• [Assignment] Set down the entries below exactly as written.

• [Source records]
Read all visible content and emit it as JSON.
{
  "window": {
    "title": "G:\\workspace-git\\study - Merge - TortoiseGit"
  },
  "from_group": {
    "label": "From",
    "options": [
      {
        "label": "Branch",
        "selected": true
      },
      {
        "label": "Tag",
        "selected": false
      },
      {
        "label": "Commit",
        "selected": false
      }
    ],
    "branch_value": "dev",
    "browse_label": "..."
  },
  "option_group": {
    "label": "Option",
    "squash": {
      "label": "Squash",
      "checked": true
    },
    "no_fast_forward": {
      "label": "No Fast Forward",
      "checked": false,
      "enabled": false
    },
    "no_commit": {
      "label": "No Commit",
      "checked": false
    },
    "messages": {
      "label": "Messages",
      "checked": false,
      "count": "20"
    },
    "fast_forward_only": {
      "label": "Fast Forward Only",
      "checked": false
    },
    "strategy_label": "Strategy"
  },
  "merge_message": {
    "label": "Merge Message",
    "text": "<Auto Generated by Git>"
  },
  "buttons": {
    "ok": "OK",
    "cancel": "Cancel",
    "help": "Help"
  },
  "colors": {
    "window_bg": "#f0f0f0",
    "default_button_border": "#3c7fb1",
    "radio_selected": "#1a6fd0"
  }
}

• [Response to this exercise]
Read all visible content and emit it as JSON.
{
  "window": {
    "title": "G:\\workspace-git\\study - Merge - TortoiseGit"
  },
  "from_group": {
    "label": "From",
    "options": [
      {
        "label": "Branch",
        "selected": true
      },
      {
        "label": "Tag",
        "selected": false
      },
      {
        "label": "Commit",
        "selected": false
      }
    ],
    "branch_value": "dev",
    "browse_label": "..."
  },
  "option_group": {
    "label": "Option",
    "squash": {
      "label": "Squash",
      "checked": true
    },
    "no_fast_forward": {
      "label": "No Fast Forward",
      "checked": false,
      "enabled": false
    },
    "no_commit": {
      "label": "No Commit",
      "checked": false
    },
    "messages": {
      "label": "Messages",
      "checked": false,
      "count": "20"
    },
    "fast_forward_only": {
      "label": "Fast Forward Only",
      "checked": false
    },
    "strategy_label": "Strategy"
  },
  "merge_message": {
    "label": "Merge Message",
    "text": "<Auto Generated by Git>"
  },
  "buttons": {
    "ok": "OK",
    "cancel": "Cancel",
    "help": "Help"
  },
  "colors": {
    "window_bg": "#f0f0f0",
    "default_button_border": "#3c7fb1",
    "radio_selected": "#1a6fd0"
  }
}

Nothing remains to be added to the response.